=== RECORDS SUPPLIED ===

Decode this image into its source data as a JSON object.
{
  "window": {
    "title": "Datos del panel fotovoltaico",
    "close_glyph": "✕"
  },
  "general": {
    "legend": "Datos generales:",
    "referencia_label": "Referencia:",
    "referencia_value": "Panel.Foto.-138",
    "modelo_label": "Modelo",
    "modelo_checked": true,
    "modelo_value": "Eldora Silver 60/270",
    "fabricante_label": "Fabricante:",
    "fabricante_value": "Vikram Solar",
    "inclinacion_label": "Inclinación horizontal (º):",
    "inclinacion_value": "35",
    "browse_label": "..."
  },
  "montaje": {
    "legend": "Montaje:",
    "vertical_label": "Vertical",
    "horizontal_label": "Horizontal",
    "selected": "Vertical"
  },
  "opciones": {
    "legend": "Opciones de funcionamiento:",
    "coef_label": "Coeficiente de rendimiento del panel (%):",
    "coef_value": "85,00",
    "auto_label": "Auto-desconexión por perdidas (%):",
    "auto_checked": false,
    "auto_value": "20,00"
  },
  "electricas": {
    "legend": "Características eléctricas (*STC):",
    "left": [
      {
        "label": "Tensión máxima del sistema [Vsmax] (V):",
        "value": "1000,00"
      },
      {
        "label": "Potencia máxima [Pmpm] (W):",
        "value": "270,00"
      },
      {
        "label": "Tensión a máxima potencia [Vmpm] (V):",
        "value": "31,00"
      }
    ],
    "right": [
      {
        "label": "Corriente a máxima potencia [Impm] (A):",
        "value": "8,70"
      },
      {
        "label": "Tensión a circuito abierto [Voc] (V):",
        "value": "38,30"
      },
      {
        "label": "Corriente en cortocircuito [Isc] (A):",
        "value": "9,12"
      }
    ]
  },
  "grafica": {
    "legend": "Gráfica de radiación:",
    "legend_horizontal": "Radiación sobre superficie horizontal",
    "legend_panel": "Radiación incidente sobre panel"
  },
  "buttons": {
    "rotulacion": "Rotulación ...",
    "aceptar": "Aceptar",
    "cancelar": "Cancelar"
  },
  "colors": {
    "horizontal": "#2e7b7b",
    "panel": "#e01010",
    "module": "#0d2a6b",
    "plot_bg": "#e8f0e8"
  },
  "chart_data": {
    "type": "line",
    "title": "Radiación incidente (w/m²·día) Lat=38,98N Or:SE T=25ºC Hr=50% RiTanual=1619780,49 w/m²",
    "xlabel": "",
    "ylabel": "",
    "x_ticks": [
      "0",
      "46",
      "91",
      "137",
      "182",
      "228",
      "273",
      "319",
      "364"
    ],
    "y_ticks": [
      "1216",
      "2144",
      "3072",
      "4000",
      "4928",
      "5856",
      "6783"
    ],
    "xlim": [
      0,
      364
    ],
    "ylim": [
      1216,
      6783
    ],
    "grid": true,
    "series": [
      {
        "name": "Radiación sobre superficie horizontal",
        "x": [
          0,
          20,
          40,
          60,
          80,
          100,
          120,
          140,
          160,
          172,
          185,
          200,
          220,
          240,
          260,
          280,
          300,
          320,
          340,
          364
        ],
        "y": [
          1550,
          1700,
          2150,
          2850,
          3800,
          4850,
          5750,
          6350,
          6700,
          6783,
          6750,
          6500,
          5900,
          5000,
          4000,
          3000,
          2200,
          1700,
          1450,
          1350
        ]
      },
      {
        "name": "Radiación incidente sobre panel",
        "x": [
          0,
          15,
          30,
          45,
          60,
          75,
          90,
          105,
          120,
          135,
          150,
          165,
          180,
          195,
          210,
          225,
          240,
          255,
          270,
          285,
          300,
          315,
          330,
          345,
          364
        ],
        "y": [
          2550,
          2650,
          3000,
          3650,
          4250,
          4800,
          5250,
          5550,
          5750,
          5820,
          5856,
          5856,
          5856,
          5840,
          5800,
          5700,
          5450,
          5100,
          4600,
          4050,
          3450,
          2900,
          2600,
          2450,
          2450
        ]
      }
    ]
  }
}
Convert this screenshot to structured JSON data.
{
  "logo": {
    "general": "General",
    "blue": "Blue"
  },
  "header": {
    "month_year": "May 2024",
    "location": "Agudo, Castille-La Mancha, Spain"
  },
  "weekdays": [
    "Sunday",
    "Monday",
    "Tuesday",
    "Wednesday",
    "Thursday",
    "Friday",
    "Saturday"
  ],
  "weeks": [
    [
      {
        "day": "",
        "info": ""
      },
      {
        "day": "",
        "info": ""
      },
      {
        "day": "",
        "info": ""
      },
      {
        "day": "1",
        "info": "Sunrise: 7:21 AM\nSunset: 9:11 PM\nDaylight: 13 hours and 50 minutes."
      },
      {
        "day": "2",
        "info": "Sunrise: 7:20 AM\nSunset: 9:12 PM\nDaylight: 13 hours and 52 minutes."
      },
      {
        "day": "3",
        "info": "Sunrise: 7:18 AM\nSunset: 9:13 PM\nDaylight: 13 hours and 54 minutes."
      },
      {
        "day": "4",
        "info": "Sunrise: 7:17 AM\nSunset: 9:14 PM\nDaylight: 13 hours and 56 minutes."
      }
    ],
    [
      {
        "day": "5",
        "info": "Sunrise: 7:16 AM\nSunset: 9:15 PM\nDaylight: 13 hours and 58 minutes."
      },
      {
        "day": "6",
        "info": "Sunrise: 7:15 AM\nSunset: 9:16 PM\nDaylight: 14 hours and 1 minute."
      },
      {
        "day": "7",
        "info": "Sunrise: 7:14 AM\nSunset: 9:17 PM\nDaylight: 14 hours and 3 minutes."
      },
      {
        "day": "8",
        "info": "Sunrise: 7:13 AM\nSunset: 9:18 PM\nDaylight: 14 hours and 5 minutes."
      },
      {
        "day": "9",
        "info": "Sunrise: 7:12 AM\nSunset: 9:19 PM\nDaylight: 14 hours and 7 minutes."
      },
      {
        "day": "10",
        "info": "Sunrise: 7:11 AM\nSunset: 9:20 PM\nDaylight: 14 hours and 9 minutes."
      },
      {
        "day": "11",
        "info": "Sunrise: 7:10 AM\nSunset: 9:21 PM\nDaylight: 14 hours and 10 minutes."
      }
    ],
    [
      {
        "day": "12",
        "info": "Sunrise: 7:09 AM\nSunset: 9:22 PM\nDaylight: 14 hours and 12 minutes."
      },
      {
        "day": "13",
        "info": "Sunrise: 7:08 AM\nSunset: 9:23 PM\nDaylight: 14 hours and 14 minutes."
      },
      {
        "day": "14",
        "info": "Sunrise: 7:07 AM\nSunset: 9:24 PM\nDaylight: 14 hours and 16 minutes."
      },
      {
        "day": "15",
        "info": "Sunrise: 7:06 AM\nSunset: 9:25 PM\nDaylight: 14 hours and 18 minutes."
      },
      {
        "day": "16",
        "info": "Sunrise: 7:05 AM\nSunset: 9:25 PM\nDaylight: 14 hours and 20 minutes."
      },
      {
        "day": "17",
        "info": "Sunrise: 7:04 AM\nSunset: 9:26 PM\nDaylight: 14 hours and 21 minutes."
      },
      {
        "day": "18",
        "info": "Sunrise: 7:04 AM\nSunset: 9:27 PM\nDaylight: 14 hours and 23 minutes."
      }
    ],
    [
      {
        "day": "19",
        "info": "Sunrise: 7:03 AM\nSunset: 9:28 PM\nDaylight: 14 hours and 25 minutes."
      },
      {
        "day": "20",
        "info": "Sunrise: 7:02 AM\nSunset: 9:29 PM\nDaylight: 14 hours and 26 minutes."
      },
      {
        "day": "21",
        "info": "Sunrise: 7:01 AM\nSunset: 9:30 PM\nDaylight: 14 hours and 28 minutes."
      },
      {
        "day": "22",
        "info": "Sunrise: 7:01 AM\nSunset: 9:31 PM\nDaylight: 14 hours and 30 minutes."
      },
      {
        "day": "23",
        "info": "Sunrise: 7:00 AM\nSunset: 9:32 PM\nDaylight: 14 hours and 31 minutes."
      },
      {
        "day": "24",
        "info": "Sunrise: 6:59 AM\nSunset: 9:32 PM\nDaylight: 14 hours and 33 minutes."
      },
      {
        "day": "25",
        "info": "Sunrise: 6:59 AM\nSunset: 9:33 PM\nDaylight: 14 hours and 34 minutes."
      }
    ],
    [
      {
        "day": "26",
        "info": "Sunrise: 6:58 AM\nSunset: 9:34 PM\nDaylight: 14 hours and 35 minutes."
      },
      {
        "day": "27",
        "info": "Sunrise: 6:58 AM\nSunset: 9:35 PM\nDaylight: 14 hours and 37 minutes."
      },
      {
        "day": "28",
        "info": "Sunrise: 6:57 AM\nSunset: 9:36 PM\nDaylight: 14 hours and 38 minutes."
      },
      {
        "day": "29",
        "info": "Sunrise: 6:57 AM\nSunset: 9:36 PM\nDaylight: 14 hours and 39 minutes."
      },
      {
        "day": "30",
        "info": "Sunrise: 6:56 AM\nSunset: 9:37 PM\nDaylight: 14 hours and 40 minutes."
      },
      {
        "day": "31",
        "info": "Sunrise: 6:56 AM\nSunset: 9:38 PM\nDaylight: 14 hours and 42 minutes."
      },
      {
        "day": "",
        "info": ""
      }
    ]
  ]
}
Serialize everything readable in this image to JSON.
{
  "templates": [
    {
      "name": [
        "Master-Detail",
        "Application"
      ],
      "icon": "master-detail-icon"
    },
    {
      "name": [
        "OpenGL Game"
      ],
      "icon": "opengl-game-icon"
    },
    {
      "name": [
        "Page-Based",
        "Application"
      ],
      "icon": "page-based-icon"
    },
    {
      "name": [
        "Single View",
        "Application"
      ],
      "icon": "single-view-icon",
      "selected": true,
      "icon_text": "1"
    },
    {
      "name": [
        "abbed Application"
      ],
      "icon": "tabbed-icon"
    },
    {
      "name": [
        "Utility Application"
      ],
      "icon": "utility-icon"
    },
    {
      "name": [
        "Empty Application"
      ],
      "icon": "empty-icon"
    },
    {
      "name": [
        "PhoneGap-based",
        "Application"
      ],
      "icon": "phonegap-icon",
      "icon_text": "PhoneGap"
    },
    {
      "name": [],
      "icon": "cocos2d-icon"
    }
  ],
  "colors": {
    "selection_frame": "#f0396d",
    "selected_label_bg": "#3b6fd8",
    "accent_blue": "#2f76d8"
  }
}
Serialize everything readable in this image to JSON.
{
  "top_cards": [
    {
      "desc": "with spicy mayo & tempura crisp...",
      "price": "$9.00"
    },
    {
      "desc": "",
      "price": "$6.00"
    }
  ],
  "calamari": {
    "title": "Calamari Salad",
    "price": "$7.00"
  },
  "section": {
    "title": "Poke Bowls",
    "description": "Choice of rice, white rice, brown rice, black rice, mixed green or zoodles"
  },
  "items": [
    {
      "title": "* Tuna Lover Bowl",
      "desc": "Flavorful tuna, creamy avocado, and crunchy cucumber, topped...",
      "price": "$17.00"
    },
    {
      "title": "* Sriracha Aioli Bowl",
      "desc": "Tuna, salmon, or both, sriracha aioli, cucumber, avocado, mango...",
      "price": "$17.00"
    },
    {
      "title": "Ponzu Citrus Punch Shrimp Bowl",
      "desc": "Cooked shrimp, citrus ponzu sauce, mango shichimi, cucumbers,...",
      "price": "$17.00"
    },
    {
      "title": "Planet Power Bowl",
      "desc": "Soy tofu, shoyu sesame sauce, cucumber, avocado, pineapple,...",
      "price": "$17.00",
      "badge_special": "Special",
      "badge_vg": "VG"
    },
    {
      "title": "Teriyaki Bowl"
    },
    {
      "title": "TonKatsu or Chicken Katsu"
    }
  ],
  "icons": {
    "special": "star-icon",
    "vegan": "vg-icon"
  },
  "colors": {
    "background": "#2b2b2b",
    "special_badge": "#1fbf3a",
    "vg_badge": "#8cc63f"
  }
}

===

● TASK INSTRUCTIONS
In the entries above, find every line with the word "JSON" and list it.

● EXERCISE ANSWER
Decode this image into its source data as a JSON object.
Convert this screenshot to structured JSON data.
Serialize everything readable in this image to JSON.
Serialize everything readable in this image to JSON.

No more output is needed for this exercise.